Activity: Take the data below and filter it for lines containing the word "review"; show each line found.

Records for this exercise:
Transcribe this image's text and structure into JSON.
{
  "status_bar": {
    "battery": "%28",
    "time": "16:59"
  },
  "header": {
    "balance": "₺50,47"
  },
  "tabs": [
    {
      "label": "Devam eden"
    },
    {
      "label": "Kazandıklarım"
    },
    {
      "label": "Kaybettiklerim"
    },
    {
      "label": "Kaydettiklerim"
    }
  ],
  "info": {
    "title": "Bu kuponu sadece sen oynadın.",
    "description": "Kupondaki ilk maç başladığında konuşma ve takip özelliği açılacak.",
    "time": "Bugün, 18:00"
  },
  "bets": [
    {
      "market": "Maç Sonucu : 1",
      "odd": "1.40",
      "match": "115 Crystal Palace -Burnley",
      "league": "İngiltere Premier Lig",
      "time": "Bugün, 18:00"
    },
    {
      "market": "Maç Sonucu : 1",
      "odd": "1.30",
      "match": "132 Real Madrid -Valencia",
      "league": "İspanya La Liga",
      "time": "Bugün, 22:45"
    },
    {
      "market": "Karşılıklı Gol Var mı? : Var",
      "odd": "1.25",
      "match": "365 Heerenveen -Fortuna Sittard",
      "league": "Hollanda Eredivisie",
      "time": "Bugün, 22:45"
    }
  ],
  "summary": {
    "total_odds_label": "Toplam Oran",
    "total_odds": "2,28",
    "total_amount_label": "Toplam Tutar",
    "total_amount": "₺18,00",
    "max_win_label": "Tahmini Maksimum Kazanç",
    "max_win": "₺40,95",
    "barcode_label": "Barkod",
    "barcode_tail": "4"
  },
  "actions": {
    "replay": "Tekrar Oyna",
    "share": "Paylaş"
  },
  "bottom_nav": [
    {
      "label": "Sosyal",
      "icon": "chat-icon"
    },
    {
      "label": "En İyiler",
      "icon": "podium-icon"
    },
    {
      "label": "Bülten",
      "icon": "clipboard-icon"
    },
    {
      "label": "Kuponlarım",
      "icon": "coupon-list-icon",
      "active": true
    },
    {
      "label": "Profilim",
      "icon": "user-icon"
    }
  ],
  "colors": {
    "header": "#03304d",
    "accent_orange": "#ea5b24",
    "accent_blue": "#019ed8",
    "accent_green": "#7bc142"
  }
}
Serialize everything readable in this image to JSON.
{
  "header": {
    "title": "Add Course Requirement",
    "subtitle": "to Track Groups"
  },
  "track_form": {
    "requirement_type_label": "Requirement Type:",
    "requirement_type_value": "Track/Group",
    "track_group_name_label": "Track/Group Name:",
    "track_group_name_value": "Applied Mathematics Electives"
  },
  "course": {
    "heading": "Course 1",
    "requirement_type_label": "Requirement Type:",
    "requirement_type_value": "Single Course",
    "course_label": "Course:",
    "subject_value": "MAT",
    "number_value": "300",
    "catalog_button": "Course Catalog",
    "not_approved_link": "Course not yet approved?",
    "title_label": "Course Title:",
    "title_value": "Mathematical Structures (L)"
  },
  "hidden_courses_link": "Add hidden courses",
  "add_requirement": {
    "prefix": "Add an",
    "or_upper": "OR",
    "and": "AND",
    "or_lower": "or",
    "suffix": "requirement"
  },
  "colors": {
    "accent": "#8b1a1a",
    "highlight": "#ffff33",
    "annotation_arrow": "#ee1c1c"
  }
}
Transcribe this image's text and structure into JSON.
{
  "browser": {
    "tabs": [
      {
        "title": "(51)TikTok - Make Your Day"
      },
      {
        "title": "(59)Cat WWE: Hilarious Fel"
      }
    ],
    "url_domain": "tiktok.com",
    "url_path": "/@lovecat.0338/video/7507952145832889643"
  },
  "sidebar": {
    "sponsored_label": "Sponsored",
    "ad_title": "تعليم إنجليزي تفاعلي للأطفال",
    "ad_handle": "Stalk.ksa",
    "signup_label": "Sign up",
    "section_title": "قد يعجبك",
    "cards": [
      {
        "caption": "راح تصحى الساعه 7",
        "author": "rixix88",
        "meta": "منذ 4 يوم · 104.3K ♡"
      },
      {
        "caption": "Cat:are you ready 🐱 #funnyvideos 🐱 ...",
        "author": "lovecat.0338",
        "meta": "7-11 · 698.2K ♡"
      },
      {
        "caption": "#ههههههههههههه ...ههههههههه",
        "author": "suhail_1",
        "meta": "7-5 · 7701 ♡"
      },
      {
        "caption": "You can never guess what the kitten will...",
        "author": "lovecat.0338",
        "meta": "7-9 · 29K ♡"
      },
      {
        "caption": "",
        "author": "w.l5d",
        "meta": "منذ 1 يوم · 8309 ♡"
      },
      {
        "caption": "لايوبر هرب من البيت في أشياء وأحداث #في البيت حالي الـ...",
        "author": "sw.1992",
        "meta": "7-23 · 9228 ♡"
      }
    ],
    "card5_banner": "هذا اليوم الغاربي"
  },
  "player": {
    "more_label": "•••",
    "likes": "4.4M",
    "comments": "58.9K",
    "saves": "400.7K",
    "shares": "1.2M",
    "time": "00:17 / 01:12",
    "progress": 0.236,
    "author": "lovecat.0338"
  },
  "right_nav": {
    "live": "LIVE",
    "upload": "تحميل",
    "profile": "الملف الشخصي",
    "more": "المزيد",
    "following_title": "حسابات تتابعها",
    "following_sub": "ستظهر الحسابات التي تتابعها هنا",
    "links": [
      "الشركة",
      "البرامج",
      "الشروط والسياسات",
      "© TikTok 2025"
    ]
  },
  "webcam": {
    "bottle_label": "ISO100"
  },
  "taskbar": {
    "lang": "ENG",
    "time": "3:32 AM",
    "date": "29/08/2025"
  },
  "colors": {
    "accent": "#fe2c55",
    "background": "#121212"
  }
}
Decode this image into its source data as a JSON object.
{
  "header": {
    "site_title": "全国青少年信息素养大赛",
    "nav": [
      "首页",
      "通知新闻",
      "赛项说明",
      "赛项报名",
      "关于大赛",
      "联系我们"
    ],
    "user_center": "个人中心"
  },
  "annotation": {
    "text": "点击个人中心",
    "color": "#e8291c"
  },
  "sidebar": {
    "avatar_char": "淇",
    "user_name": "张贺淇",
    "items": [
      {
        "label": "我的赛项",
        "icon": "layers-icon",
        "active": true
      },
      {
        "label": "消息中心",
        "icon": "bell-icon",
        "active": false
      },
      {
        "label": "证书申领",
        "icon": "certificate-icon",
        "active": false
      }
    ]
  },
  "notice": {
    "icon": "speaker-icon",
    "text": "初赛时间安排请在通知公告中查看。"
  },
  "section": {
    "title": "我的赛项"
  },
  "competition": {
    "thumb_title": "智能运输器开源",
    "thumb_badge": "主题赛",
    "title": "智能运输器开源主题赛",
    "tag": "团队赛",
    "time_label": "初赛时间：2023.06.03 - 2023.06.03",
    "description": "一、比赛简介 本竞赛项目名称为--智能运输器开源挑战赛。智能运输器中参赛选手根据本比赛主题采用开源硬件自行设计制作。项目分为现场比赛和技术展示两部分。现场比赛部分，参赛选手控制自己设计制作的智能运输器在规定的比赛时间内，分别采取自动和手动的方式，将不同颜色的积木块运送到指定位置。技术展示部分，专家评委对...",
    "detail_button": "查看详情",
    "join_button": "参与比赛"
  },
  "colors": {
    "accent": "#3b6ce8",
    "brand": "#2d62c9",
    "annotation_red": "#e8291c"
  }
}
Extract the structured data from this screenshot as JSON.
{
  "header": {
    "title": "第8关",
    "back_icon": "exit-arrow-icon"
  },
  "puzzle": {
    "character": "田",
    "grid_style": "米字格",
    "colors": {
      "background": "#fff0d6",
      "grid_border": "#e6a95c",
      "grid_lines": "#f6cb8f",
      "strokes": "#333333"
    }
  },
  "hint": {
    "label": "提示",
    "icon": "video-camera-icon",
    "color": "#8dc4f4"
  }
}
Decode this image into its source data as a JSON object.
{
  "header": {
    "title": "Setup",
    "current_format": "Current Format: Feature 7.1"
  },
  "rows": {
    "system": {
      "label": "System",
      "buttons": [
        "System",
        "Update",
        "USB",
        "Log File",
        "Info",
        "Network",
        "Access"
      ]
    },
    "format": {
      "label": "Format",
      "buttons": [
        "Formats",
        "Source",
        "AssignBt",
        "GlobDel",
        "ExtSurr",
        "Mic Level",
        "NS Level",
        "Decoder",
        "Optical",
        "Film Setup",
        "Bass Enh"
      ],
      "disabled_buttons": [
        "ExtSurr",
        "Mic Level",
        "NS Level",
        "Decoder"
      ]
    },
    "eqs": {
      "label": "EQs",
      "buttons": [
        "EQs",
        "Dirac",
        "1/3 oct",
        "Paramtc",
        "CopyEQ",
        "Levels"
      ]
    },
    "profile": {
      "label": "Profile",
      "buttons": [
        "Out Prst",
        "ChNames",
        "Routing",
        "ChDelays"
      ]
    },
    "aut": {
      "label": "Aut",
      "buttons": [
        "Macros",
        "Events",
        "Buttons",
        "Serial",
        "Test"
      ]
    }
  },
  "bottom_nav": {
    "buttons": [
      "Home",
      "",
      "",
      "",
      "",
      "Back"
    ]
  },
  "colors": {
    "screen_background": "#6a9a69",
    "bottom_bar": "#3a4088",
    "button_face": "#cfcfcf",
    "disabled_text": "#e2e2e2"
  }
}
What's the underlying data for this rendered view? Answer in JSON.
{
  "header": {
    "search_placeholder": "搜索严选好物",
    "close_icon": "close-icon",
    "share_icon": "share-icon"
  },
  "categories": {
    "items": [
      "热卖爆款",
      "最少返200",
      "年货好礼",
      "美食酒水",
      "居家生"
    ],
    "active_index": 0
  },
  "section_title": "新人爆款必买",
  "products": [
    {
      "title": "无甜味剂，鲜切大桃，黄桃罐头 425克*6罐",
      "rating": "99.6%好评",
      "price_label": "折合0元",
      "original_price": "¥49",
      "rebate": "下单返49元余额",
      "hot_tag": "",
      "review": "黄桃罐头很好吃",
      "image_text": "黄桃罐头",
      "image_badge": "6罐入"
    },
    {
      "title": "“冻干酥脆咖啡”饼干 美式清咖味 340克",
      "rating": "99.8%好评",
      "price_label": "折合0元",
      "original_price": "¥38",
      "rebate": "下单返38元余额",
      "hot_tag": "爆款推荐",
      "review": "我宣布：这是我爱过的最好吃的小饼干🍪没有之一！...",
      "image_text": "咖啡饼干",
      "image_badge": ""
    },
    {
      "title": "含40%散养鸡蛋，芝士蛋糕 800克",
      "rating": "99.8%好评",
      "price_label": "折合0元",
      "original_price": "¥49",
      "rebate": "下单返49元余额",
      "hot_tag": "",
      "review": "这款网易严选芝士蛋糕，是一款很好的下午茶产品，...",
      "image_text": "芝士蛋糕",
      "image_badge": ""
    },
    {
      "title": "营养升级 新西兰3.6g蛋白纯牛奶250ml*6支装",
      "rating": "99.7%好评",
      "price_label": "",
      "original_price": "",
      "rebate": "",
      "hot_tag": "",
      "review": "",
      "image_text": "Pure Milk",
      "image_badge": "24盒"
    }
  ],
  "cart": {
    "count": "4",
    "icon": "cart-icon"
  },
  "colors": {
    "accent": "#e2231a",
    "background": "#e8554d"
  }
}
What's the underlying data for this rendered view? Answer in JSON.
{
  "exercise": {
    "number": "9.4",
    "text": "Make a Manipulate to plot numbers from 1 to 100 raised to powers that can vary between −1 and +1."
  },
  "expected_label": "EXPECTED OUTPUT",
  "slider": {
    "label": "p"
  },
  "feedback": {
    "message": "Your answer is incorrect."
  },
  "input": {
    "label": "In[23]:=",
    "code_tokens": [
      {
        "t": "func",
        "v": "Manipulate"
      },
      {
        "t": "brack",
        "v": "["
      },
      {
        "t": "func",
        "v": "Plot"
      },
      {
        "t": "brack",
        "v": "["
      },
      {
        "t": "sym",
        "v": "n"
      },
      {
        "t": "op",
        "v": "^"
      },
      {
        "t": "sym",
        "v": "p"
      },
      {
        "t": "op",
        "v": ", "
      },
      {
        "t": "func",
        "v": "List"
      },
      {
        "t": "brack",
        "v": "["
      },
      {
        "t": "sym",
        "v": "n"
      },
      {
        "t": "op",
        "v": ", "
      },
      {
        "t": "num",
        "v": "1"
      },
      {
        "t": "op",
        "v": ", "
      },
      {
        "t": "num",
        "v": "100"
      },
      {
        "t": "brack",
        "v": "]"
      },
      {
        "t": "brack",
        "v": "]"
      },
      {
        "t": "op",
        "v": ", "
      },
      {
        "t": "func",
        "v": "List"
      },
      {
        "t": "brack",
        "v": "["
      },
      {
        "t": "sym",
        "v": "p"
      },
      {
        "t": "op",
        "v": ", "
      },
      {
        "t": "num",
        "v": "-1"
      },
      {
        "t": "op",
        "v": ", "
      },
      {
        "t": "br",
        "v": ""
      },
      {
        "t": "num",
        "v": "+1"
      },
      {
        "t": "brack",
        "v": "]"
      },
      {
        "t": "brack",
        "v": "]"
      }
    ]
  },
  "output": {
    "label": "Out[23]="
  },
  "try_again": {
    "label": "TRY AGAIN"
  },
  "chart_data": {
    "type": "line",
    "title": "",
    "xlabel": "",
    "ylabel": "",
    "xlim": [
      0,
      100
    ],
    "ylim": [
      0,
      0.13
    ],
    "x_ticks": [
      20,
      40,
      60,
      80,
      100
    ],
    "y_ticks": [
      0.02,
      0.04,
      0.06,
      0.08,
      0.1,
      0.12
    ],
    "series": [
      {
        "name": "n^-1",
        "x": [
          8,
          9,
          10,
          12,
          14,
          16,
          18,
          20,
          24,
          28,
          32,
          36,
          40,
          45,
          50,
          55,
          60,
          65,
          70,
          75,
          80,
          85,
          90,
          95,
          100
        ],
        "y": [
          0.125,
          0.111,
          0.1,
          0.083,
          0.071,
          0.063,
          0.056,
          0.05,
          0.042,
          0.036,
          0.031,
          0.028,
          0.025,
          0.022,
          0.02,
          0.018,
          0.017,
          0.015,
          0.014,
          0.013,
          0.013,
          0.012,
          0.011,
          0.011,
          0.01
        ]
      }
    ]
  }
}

The answer:
      "review": "黄桃罐头很好吃",
      "review": "我宣布：这是我爱过的最好吃的小饼干🍪没有之一！...",
      "review": "这款网易严选芝士蛋糕，是一款很好的下午茶产品，...",
      "review": "",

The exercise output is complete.